- _Task requirements_: I need every line that includes the word "this" copied from the material.
━━━━
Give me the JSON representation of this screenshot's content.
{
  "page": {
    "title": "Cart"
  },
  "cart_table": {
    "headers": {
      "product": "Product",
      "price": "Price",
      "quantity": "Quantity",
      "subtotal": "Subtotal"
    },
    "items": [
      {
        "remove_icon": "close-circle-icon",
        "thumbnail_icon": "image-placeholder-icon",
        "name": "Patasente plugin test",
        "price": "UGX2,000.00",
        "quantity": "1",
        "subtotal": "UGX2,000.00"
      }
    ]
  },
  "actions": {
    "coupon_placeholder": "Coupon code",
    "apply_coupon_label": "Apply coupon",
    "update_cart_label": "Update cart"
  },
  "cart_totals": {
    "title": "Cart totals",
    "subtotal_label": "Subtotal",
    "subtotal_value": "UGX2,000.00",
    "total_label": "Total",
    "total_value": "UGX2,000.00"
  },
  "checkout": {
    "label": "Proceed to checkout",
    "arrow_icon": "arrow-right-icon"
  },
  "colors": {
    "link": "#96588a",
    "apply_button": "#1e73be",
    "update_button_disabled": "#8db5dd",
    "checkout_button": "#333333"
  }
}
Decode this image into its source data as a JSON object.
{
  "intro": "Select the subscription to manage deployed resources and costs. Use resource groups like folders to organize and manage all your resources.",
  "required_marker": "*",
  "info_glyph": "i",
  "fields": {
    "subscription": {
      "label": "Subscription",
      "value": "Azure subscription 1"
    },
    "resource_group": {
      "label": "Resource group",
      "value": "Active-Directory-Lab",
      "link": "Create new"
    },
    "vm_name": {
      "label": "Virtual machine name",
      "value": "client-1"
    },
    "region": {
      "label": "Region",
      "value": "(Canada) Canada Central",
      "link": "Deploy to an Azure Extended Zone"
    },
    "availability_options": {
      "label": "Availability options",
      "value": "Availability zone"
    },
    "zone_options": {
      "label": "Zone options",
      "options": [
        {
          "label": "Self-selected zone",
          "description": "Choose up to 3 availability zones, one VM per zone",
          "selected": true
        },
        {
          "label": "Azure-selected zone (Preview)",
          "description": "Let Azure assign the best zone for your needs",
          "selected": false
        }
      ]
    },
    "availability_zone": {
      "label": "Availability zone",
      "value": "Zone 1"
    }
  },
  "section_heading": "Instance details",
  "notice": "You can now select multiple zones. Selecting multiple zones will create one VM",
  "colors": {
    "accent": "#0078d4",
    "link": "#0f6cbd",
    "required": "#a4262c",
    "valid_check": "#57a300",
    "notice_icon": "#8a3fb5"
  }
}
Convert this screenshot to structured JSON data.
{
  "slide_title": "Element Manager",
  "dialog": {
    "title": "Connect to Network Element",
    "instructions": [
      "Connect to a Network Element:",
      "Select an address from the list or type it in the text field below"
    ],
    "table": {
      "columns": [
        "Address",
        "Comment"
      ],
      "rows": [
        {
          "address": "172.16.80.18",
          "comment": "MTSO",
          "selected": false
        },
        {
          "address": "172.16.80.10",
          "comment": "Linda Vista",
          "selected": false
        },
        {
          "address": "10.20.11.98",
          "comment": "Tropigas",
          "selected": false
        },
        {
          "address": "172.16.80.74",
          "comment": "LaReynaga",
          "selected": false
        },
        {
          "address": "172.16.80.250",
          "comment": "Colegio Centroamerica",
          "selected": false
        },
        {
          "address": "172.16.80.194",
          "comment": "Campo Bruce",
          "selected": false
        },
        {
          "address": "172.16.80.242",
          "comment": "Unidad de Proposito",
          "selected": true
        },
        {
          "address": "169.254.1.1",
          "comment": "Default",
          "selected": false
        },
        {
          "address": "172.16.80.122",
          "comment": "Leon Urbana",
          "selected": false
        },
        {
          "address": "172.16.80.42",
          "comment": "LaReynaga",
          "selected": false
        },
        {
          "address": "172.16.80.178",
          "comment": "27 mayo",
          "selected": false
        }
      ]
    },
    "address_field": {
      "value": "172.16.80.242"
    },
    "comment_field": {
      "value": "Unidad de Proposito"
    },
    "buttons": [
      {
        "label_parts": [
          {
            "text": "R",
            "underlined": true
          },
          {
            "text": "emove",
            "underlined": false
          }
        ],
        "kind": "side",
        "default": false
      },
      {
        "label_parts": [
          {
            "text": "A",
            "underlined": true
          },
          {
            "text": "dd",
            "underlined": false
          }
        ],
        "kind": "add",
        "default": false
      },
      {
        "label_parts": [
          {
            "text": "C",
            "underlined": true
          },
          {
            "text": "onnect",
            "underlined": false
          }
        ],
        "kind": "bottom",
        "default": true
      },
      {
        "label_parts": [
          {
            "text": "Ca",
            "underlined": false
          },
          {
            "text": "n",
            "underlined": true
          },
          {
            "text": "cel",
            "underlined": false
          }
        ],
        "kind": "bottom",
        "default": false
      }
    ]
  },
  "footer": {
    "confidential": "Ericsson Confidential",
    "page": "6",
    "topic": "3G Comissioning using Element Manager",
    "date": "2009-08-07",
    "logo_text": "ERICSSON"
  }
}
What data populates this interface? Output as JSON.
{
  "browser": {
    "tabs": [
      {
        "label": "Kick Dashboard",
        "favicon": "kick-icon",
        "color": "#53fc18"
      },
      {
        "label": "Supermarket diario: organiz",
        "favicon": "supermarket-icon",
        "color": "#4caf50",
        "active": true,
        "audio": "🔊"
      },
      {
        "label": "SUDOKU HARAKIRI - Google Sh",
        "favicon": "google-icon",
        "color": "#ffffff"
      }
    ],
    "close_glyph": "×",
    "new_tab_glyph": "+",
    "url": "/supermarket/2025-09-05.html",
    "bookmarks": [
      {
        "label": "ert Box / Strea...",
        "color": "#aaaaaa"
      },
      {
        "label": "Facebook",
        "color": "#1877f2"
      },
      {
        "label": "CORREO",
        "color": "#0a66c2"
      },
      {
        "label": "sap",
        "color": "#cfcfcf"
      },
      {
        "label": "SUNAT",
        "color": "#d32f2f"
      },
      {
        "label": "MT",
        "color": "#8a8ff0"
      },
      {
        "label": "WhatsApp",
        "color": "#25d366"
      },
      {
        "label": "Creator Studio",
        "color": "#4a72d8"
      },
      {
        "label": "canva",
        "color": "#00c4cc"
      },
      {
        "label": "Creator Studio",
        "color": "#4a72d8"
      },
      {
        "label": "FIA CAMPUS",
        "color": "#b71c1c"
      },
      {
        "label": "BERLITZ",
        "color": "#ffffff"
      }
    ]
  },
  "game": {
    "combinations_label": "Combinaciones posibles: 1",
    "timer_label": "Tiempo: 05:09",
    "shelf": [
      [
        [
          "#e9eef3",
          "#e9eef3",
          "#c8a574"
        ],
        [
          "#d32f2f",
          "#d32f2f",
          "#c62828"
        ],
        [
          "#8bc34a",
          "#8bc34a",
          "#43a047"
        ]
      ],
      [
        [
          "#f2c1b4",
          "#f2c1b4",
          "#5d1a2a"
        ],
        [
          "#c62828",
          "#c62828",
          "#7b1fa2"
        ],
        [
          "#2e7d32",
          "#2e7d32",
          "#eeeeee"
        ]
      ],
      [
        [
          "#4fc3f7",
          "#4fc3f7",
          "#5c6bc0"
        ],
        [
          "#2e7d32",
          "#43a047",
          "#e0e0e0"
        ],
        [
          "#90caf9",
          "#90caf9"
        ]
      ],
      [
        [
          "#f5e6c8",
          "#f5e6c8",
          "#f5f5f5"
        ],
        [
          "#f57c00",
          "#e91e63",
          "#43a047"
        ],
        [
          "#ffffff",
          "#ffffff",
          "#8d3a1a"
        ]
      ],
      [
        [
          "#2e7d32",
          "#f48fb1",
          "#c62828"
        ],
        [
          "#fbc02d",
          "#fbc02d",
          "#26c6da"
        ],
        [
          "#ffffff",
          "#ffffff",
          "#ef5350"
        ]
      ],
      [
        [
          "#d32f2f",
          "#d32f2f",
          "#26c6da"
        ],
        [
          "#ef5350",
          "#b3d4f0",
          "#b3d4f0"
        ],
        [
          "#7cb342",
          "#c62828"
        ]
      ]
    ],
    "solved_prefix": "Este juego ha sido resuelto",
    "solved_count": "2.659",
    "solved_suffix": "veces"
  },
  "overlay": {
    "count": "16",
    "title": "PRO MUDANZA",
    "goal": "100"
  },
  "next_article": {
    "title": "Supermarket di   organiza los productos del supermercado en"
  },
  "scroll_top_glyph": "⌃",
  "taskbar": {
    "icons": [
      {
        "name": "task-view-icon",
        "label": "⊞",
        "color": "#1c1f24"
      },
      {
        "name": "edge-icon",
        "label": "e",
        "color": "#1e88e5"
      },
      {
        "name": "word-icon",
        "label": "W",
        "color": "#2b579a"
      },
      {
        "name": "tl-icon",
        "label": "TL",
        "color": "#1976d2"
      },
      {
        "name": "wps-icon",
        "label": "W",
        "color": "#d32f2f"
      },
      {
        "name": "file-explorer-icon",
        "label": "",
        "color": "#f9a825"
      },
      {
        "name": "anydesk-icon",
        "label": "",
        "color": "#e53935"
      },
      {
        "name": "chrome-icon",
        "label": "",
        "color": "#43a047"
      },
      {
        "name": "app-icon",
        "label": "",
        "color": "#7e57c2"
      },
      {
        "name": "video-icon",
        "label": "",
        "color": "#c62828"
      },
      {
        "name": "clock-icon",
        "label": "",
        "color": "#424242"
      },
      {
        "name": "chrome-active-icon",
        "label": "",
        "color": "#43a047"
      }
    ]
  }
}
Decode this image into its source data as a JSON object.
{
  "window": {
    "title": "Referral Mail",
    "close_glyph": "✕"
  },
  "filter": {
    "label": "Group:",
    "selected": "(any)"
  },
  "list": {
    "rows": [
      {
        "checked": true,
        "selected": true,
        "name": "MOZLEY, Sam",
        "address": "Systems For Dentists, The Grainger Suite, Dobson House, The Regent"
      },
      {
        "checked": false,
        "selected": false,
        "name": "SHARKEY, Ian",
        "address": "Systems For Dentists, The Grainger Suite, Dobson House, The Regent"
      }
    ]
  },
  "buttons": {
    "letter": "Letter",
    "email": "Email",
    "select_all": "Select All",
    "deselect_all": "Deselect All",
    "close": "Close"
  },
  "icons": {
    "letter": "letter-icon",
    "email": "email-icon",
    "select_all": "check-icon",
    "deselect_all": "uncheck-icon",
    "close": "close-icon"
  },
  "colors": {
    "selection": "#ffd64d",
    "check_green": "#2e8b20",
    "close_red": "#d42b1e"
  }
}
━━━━
- _The completed task_:
Give me the JSON representation of this screenshot's content.
Decode this image into its source data as a JSON object.
Convert this screenshot to structured JSON data.
What data populates this interface? Output as JSON.
Decode this image into its source data as a JSON object.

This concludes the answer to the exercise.